[Dataset excerpts]

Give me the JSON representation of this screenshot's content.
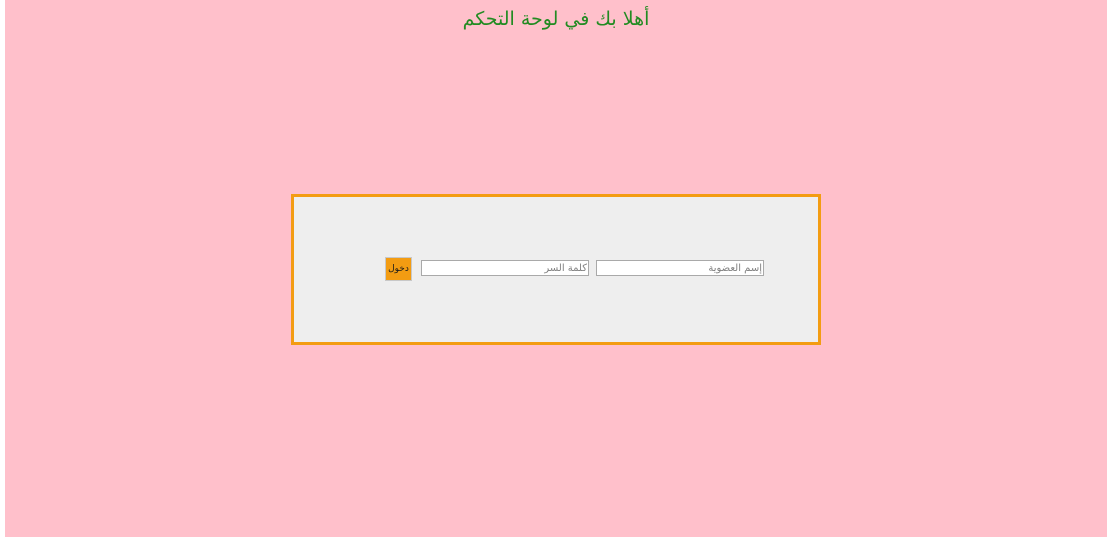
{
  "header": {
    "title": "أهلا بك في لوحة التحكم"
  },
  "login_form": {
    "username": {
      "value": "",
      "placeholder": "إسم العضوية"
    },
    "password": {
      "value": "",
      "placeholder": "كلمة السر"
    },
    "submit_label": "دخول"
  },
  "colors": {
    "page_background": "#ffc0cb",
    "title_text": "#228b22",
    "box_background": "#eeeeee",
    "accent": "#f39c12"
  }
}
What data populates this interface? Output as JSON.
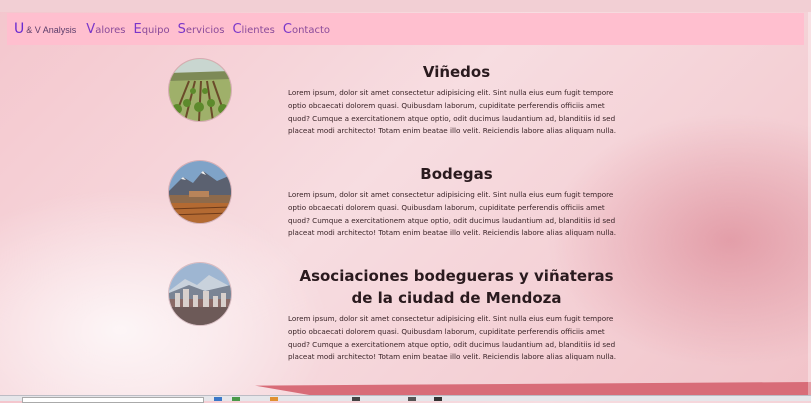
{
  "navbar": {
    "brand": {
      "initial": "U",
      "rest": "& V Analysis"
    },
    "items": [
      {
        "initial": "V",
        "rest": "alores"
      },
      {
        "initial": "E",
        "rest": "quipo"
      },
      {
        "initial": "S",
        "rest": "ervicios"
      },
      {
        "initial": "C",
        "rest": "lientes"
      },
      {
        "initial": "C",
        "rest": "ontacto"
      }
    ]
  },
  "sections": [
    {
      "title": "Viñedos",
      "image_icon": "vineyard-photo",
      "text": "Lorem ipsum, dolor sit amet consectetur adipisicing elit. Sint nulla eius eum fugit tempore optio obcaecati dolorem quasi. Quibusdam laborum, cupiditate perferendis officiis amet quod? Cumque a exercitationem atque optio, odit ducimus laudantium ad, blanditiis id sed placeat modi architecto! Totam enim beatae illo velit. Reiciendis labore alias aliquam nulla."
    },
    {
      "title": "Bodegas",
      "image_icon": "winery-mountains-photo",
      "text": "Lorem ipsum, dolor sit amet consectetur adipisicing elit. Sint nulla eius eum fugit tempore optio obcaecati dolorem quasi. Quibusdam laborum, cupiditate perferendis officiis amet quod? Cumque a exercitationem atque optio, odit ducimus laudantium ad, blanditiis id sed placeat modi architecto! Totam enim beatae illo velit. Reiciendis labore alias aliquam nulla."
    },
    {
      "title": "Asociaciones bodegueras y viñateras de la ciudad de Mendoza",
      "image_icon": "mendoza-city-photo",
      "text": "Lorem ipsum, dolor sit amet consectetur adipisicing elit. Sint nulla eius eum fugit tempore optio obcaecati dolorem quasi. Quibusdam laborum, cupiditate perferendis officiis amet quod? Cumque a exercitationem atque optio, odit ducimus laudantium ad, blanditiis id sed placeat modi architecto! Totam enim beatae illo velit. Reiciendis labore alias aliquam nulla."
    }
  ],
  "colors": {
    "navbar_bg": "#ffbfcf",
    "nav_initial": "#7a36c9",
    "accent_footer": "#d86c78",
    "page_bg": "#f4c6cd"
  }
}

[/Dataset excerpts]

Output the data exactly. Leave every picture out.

Solution for this task:
Give me the JSON representation of this screenshot's content.
{
  "header": {
    "title": "أهلا بك في لوحة التحكم"
  },
  "login_form": {
    "username": {
      "value": "",
      "placeholder": "إسم العضوية"
    },
    "password": {
      "value": "",
      "placeholder": "كلمة السر"
    },
    "submit_label": "دخول"
  },
  "colors": {
    "page_background": "#ffc0cb",
    "title_text": "#228b22",
    "box_background": "#eeeeee",
    "accent": "#f39c12"
  }
}
What data populates this interface? Output as JSON.
{
  "navbar": {
    "brand": {
      "initial": "U",
      "rest": "& V Analysis"
    },
    "items": [
      {
        "initial": "V",
        "rest": "alores"
      },
      {
        "initial": "E",
        "rest": "quipo"
      },
      {
        "initial": "S",
        "rest": "ervicios"
      },
      {
        "initial": "C",
        "rest": "lientes"
      },
      {
        "initial": "C",
        "rest": "ontacto"
      }
    ]
  },
  "sections": [
    {
      "title": "Viñedos",
      "image_icon": "vineyard-photo",
      "text": "Lorem ipsum, dolor sit amet consectetur adipisicing elit. Sint nulla eius eum fugit tempore optio obcaecati dolorem quasi. Quibusdam laborum, cupiditate perferendis officiis amet quod? Cumque a exercitationem atque optio, odit ducimus laudantium ad, blanditiis id sed placeat modi architecto! Totam enim beatae illo velit. Reiciendis labore alias aliquam nulla."
    },
    {
      "title": "Bodegas",
      "image_icon": "winery-mountains-photo",
      "text": "Lorem ipsum, dolor sit amet consectetur adipisicing elit. Sint nulla eius eum fugit tempore optio obcaecati dolorem quasi. Quibusdam laborum, cupiditate perferendis officiis amet quod? Cumque a exercitationem atque optio, odit ducimus laudantium ad, blanditiis id sed placeat modi architecto! Totam enim beatae illo velit. Reiciendis labore alias aliquam nulla."
    },
    {
      "title": "Asociaciones bodegueras y viñateras de la ciudad de Mendoza",
      "image_icon": "mendoza-city-photo",
      "text": "Lorem ipsum, dolor sit amet consectetur adipisicing elit. Sint nulla eius eum fugit tempore optio obcaecati dolorem quasi. Quibusdam laborum, cupiditate perferendis officiis amet quod? Cumque a exercitationem atque optio, odit ducimus laudantium ad, blanditiis id sed placeat modi architecto! Totam enim beatae illo velit. Reiciendis labore alias aliquam nulla."
    }
  ],
  "colors": {
    "navbar_bg": "#ffbfcf",
    "nav_initial": "#7a36c9",
    "accent_footer": "#d86c78",
    "page_bg": "#f4c6cd"
  }
}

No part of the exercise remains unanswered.